▸ ACTIVITY: Whenever a line in the data holds the string "true", pull that line out.

▸ DATASET RECORDS:
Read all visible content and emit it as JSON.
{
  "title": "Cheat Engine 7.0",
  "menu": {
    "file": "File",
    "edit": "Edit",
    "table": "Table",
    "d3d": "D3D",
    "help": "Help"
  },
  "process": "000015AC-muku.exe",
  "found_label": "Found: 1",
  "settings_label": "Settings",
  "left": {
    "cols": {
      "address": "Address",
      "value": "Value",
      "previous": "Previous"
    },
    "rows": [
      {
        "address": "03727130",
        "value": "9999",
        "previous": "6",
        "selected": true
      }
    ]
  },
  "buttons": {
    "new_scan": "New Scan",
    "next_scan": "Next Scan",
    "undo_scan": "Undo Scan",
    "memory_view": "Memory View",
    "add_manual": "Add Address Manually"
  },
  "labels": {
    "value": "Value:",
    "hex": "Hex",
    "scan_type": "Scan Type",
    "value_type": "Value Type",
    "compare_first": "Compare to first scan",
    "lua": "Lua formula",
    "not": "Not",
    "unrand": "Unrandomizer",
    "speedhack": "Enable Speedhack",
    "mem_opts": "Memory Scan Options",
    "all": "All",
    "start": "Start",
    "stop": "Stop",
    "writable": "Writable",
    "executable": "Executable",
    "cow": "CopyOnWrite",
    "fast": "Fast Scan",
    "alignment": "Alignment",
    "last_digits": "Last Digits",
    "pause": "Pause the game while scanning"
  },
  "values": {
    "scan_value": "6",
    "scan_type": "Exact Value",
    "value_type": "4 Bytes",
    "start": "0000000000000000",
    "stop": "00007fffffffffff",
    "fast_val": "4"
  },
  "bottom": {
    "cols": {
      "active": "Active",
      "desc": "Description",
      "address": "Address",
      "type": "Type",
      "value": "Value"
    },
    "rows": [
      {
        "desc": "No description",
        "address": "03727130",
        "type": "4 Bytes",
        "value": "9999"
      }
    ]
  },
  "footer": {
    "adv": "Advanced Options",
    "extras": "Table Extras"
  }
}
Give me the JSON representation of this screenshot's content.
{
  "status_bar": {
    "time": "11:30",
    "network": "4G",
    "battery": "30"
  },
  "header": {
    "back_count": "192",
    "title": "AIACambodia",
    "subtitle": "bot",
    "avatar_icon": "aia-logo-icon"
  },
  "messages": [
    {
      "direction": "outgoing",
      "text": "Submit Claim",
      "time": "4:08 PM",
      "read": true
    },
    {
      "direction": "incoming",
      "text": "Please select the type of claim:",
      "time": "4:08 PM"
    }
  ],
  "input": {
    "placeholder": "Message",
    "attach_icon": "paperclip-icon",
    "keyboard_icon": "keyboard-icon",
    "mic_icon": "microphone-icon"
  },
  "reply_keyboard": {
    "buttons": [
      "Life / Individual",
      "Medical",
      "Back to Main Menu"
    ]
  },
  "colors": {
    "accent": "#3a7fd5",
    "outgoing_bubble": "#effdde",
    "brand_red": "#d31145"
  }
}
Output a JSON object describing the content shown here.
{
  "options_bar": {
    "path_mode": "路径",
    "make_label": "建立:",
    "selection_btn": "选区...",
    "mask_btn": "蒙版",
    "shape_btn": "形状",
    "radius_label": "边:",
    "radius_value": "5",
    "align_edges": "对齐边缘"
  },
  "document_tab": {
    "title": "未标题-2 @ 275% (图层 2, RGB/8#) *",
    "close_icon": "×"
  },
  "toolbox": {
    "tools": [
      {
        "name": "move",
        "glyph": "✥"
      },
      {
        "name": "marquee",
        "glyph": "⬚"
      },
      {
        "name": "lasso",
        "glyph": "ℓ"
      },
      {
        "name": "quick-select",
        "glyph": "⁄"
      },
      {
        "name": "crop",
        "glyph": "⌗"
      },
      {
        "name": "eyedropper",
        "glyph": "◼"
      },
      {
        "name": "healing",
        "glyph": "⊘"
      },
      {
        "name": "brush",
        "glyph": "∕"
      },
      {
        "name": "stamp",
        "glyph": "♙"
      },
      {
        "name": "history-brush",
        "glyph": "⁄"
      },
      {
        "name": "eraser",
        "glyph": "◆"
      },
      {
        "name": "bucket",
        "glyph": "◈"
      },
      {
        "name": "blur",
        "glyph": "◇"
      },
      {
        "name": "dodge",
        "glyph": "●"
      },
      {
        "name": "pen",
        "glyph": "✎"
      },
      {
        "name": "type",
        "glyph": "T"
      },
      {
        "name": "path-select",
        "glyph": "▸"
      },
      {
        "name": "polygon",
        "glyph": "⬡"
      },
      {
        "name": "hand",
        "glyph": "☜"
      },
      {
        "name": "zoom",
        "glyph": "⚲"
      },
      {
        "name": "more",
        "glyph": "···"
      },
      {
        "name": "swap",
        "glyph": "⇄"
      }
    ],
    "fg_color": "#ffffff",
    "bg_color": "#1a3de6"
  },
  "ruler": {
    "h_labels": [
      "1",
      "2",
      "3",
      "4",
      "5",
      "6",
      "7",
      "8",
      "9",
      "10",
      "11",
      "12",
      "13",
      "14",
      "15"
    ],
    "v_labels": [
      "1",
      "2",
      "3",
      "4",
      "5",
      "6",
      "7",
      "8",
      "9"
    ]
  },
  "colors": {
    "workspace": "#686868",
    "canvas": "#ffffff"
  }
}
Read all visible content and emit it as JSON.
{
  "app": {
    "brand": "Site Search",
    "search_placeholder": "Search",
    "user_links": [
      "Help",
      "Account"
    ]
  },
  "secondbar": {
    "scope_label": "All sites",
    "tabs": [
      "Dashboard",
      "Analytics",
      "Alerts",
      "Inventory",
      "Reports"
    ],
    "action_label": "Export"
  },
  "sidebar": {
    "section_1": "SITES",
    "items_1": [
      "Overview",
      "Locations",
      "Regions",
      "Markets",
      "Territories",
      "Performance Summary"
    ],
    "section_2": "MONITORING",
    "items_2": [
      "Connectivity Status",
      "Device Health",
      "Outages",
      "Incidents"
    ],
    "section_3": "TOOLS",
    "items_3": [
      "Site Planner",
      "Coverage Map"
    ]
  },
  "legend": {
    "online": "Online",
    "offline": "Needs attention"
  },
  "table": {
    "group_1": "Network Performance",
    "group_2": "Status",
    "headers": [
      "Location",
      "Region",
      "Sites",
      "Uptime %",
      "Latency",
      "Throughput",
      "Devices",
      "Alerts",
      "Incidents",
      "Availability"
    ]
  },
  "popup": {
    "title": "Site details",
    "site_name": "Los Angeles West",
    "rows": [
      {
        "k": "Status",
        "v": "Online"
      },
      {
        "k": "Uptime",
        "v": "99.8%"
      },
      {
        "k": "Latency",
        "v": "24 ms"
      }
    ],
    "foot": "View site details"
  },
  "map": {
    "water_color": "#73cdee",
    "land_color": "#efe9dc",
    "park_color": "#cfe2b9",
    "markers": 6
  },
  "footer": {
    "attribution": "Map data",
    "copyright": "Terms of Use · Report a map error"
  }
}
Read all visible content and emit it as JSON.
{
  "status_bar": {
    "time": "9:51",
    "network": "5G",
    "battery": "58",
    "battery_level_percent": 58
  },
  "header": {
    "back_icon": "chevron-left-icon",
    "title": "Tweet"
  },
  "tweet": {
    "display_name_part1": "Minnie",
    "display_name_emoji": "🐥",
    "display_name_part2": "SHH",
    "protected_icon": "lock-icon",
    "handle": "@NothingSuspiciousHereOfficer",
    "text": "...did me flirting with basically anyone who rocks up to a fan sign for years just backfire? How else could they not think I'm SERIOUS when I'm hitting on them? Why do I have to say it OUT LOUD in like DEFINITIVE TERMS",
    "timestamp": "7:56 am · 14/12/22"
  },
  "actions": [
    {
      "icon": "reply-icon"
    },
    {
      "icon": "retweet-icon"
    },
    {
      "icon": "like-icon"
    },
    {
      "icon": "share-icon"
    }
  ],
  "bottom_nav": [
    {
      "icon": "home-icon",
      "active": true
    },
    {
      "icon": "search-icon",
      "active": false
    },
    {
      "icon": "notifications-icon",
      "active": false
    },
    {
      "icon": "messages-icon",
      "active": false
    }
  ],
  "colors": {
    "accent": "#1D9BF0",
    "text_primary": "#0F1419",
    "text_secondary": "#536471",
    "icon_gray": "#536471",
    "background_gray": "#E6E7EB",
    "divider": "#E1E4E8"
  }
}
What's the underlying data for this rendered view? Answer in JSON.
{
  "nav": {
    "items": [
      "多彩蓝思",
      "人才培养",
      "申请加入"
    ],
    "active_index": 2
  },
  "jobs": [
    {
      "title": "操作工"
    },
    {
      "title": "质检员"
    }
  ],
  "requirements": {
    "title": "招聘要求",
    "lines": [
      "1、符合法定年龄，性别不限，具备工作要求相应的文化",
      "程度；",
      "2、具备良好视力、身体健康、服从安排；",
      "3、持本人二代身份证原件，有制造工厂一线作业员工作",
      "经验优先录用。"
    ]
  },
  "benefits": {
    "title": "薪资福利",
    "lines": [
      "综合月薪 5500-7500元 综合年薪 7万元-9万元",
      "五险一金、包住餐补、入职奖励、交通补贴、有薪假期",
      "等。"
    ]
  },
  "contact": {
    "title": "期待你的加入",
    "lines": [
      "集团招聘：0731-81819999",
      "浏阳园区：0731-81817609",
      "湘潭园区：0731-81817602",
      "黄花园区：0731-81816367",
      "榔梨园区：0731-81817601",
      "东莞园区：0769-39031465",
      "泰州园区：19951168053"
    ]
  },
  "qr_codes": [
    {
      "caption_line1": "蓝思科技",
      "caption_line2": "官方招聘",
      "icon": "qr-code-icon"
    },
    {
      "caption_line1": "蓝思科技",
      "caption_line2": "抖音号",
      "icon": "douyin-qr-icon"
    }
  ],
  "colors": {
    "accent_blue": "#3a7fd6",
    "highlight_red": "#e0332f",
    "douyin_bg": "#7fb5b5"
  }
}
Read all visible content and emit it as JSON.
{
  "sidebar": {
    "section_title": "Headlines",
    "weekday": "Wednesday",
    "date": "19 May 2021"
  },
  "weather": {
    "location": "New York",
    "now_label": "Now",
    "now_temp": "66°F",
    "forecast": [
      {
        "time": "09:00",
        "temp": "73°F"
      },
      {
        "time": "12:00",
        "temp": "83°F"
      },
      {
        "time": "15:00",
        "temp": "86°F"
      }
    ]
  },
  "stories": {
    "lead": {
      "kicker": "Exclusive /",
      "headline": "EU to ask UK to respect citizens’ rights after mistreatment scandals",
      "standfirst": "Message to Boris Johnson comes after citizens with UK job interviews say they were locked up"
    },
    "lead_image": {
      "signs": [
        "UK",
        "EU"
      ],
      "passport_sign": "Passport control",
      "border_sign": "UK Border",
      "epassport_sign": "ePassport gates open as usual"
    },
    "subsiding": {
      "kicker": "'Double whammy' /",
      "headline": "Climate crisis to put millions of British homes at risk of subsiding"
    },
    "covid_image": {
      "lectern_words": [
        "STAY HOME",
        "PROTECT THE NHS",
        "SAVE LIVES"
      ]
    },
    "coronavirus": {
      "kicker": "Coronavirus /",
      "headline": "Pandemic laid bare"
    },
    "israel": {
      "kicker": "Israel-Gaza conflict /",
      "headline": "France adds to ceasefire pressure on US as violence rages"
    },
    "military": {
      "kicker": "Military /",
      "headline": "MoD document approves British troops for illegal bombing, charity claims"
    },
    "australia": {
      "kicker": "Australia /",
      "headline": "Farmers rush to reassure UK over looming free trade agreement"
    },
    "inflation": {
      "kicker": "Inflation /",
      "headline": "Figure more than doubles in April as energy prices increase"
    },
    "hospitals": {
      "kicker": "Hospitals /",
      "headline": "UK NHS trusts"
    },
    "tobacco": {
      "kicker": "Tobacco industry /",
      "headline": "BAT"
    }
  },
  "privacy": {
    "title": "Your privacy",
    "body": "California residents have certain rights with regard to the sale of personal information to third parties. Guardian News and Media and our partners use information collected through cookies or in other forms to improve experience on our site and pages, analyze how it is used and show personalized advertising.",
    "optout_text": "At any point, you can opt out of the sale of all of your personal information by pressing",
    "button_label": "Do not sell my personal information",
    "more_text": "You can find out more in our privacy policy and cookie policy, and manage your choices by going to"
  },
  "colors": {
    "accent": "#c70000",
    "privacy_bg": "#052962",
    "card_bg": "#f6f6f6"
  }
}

▸ RESPONSE TO THE TASK:
        "selected": true
      "read": true
      "active": true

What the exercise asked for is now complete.